212 Bridge Academies have opened in Kenya during the past four years. Bridge’s “schools in a box” spring up seemingly overnight: In January of 2013, the company launched 51 schools at once, while in September it opened another 78. Bridge now educates roughly 50,000 students in Kenya every day, and its global aspirations may transform the entire project of education for poor youth around the world

via Pop-Up Schools Could Radically Improve Global Education | Wired Design | Wired.com.

Newcastle professor named in world’s top 10 list

The Tyneside professor who inspired an Oscar-winning blockbuster has been ranked among the top 10 global thinkers.

Sugata Mitra, who specialises in educational technology at Newcastle University, was included in the prestigious CNN 10: Thinkers list.

The run-down of influential international thinkers highlights the efforts of “visionaries whose ideas are shaping our future” in science and technology.

The senior lecturer is acknowleged for his work developing education in Indian slums.

via Newcastle professor named in world’s top 10 list – Chronicle Live.

Is Online Learning Transforming Education?

Brick and mortar schools will still exist, and the overwhelming majority of children will attend them, but the schools will be center of individualized learning, with engaging interactive content rather than a series of chalk-and-textbook, grade-delineated classrooms.

via Is Online Learning Transforming Education? | Gabriel Sanchez Zinny.

Latina Genius Hailed ‘The Next Steve Jobs’ Is a Model for the Entire Education System

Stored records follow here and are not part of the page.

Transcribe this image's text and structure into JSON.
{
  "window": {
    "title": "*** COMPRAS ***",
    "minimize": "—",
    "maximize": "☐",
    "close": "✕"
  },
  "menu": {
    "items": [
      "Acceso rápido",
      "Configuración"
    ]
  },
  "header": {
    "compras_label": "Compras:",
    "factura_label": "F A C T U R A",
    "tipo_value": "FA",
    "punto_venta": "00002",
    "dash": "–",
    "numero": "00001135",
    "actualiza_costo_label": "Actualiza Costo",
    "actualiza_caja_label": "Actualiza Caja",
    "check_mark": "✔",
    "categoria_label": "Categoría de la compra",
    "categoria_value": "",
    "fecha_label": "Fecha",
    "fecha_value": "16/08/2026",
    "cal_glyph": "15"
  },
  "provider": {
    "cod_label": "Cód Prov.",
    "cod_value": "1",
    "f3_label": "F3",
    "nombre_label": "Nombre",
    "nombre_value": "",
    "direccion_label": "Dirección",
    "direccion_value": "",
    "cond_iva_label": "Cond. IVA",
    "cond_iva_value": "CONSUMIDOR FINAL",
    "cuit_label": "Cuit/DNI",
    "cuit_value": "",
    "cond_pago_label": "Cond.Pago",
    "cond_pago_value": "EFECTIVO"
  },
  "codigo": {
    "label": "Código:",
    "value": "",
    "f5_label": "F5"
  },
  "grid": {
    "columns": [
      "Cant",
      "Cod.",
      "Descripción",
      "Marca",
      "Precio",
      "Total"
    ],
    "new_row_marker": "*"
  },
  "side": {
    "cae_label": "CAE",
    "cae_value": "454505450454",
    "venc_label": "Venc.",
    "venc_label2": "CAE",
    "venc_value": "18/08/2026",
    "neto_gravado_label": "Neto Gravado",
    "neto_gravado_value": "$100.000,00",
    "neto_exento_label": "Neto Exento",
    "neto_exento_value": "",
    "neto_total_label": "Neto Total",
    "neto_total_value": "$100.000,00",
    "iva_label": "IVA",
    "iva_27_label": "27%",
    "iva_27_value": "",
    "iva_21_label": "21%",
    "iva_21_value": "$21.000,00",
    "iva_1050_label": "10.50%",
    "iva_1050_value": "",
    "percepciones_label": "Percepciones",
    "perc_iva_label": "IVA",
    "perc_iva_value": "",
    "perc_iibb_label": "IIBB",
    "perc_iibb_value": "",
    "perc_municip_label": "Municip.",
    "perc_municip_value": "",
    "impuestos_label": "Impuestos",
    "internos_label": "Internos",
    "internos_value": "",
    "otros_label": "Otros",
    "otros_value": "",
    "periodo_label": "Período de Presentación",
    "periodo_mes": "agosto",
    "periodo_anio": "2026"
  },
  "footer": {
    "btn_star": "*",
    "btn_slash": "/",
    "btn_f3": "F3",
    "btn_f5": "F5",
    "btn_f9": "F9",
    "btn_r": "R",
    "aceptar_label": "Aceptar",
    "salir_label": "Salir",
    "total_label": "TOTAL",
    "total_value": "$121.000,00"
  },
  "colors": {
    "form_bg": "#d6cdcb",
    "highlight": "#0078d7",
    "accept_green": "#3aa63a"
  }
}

Paloma Noyola Bueno, a 12-year-old Mexican math genius who was dubbed “the next Steve Jobs” and became an international media sensation, has lived up to her name. Paloma – meaning dove in Spanish – has soared to new heights, proving that there are endless possibilities when you believe in yourself.

via Latina Genius Hailed ‘The Next Steve Jobs’ Is a Model for the Entire Education System : Life&Culture : Latin Post.

Is technology the ‘Superman’ that the education sector has been waiting for?

There’s a bevy of startups in this space that are looking to help students, parents, teachers, and also school districts combat this dilemma. And so while the community is battling with its local government for funding, it appears tech companies are leveraging their know-how to keep the train going, so to speak.

via Is technology the ‘Superman’ that the education sector has been waiting for? – The Next Web.

How will disruptive technology change education?

What will education look like in the future? Considering that 10 years ago very few students carried smartphones, and tablets didn’t even exist, it’s impossible to look 20 or 30 years into the future. It is likely, however, that cloud-based technology will be the foundation for educational technology and that remote, online learning will continue to grow at a faster pace.

via A Map of Education Technology Through 2040 [#Infographic] | EdTech Magazine.